Jewellery maker Georgia Westcott had been thinking Christmas may not "be big this year" but then a rural-led movement started bringing her a whole new wave of customers.
The founder of ByGeorge reports she's been receiving "four to five orders a day" via the Buy From The Bush Marketplace since the online emporium was launched last month.
Miss Westcott, who recently moved to Peak Hill from Gilgandra, said the marketplace's launch had also provided a welcome boost to sales on her own e-commerce site.
"I was seeing a bit of a dead period, thinking 'oh gosh, I don't know if Christmas is going to be big this year'," she said.
"But since the marketplace, I've seen probably double in sales on my personal ByGeorge website, as well as at least four to five orders a day just through the marketplace."
It's history repeating itself one year after Buy From The Bush showcased Miss Westcott's microbusiness to its rapidly-growing following on social media.
ByGeorge's sales "tripled", and she was inundated with orders in more than 150 Instagram messages and more than 100 messages on Facebook, she said.
Giving her the "fire in the belly" to continue, the side hustle went from strength to strength, significantly increasing the number of shops that carried the range, being featured in New Idea magazine, and then the launch of an e-commerce site, Miss Westcott said.
"I had an order into Europe last year... I quite often get orders from New Zealand and anywhere around the world, which is amazing, Buy From The Bush has connected that for me, because I wouldn't have been able to do that on my own, just with my little Instagram page."

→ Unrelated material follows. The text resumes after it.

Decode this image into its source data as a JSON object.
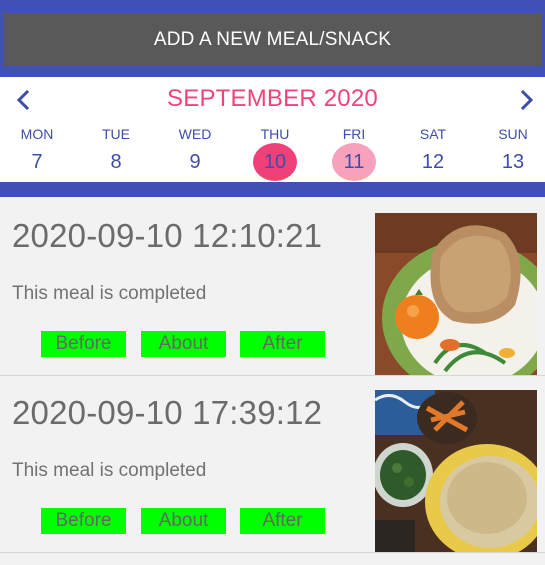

Miss Westcott, who started making earrings to give as gifts to her teachers when she finished school, said consumers could make a difference.
...when we shop small, we're supporting a small business... their family, their income, you're putting food on the table.Georgia Westcott of ByGeorge
"I would suggest that everyone shop small, as much as possible, because we need our small businesses, they're the ones keeping our economy going," she said.
"And it's the flow-on effect, when we shop small, we're supporting a small business... their family, their income, you're putting food on the table."
"You're also supporting, when you drive into town, you might go and buy a coffee, you've got to post your orders, so it's just that flow-on effect so I suggest everyone shop small, shop local, and keep the small businesses going."